▸ **What is required**: Wherever the string "Facial" appears in the listing, copy that line.

▸ **Data shown**:
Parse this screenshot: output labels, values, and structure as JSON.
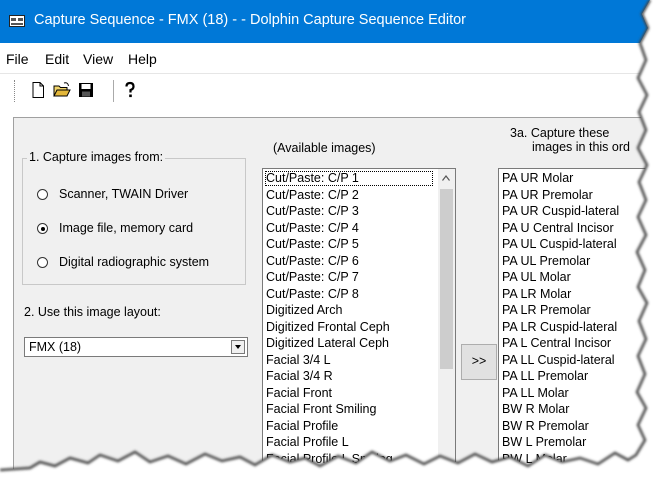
{
  "window": {
    "title": "Capture Sequence - FMX (18) -  - Dolphin Capture Sequence Editor"
  },
  "menu": {
    "file": "File",
    "edit": "Edit",
    "view": "View",
    "help": "Help"
  },
  "toolbar": {
    "new_icon": "new-document-icon",
    "open_icon": "open-folder-icon",
    "save_icon": "save-disk-icon",
    "help_icon": "help-question-icon"
  },
  "capture": {
    "group_label": "1. Capture images from:",
    "options": [
      {
        "label": "Scanner, TWAIN Driver",
        "selected": false
      },
      {
        "label": "Image file, memory card",
        "selected": true
      },
      {
        "label": "Digital radiographic system",
        "selected": false
      }
    ]
  },
  "layout": {
    "label": "2. Use this image layout:",
    "value": "FMX (18)"
  },
  "available": {
    "label": "(Available images)",
    "items": [
      "Cut/Paste: C/P 1",
      "Cut/Paste: C/P 2",
      "Cut/Paste: C/P 3",
      "Cut/Paste: C/P 4",
      "Cut/Paste: C/P 5",
      "Cut/Paste: C/P 6",
      "Cut/Paste: C/P 7",
      "Cut/Paste: C/P 8",
      "Digitized Arch",
      "Digitized Frontal Ceph",
      "Digitized Lateral Ceph",
      "Facial 3/4 L",
      "Facial 3/4 R",
      "Facial Front",
      "Facial Front Smiling",
      "Facial Profile",
      "Facial Profile L",
      "Facial Profile L Smiling"
    ]
  },
  "move_button": ">>",
  "selected": {
    "label_line1": "3a. Capture these",
    "label_line2": "images in this ord",
    "items": [
      "PA UR Molar",
      "PA UR Premolar",
      "PA UR Cuspid-lateral",
      "PA U Central Incisor",
      "PA UL Cuspid-lateral",
      "PA UL Premolar",
      "PA UL Molar",
      "PA LR Molar",
      "PA LR Premolar",
      "PA LR Cuspid-lateral",
      "PA L Central Incisor",
      "PA LL Cuspid-lateral",
      "PA LL Premolar",
      "PA LL Molar",
      "BW R Molar",
      "BW R Premolar",
      "BW L Premolar",
      "BW L Molar"
    ]
  },
  "colors": {
    "titlebar": "#0078d7",
    "dialog_bg": "#f0f0f0"
  }
}
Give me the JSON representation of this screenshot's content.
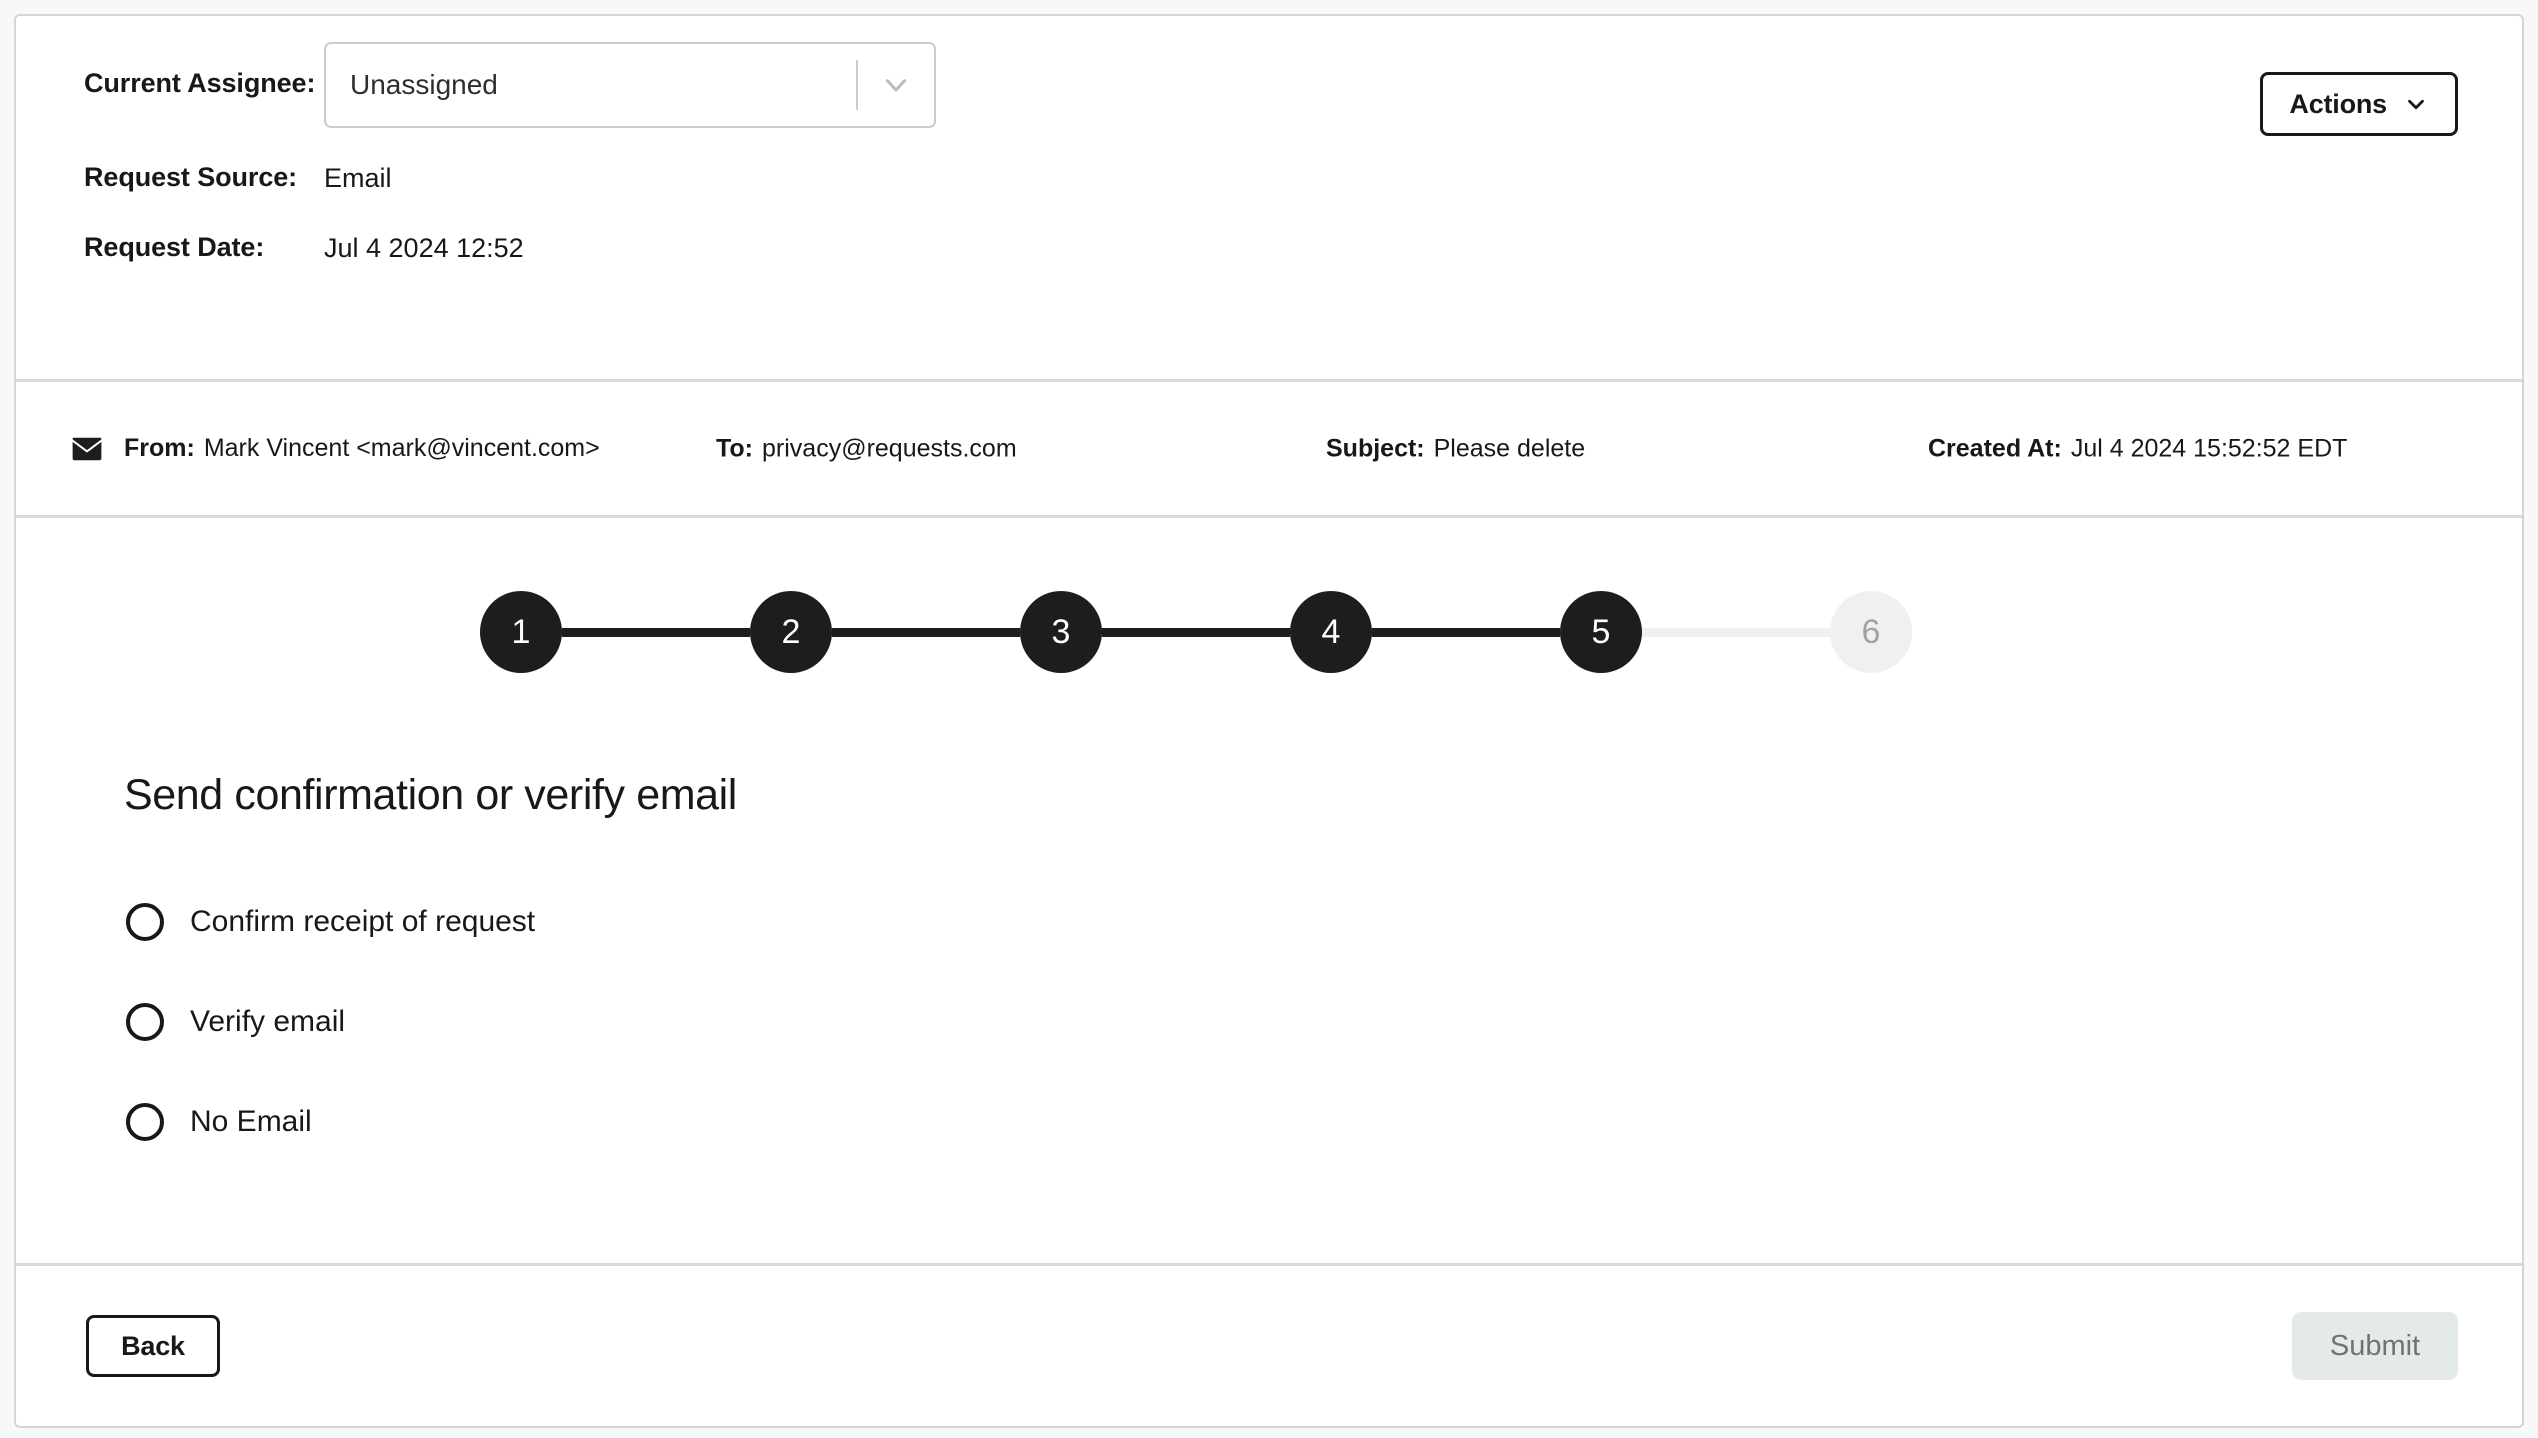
{
  "meta": {
    "assignee_label": "Current Assignee:",
    "assignee_value": "Unassigned",
    "source_label": "Request Source:",
    "source_value": "Email",
    "date_label": "Request Date:",
    "date_value": "Jul 4 2024 12:52",
    "actions_label": "Actions"
  },
  "email": {
    "from_label": "From:",
    "from_value": "Mark Vincent <mark@vincent.com>",
    "to_label": "To:",
    "to_value": "privacy@requests.com",
    "subject_label": "Subject:",
    "subject_value": "Please delete",
    "created_label": "Created At:",
    "created_value": "Jul 4 2024 15:52:52 EDT"
  },
  "stepper": {
    "steps": [
      {
        "number": "1",
        "state": "done"
      },
      {
        "number": "2",
        "state": "done"
      },
      {
        "number": "3",
        "state": "done"
      },
      {
        "number": "4",
        "state": "done"
      },
      {
        "number": "5",
        "state": "done"
      },
      {
        "number": "6",
        "state": "todo"
      }
    ]
  },
  "form": {
    "question": "Send confirmation or verify email",
    "options": [
      {
        "label": "Confirm receipt of request",
        "selected": false
      },
      {
        "label": "Verify email",
        "selected": false
      },
      {
        "label": "No Email",
        "selected": false
      }
    ]
  },
  "footer": {
    "back_label": "Back",
    "submit_label": "Submit",
    "submit_disabled": true
  },
  "colors": {
    "page_background": "#f7f8f8",
    "card_background": "#ffffff",
    "card_border": "#d3d5d6",
    "text": "#17181a",
    "step_done": "#1c1d1e",
    "step_todo": "#f0f0f0",
    "step_todo_text": "#a0a3a5",
    "submit_disabled_bg": "#e4eae5",
    "submit_disabled_text": "#6f7472",
    "select_border": "#cccccc"
  }
}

▸ **Result of the task**:
      "Facial 3/4 L",
      "Facial 3/4 R",
      "Facial Front",
      "Facial Front Smiling",
      "Facial Profile",
      "Facial Profile L",
      "Facial Profile L Smiling"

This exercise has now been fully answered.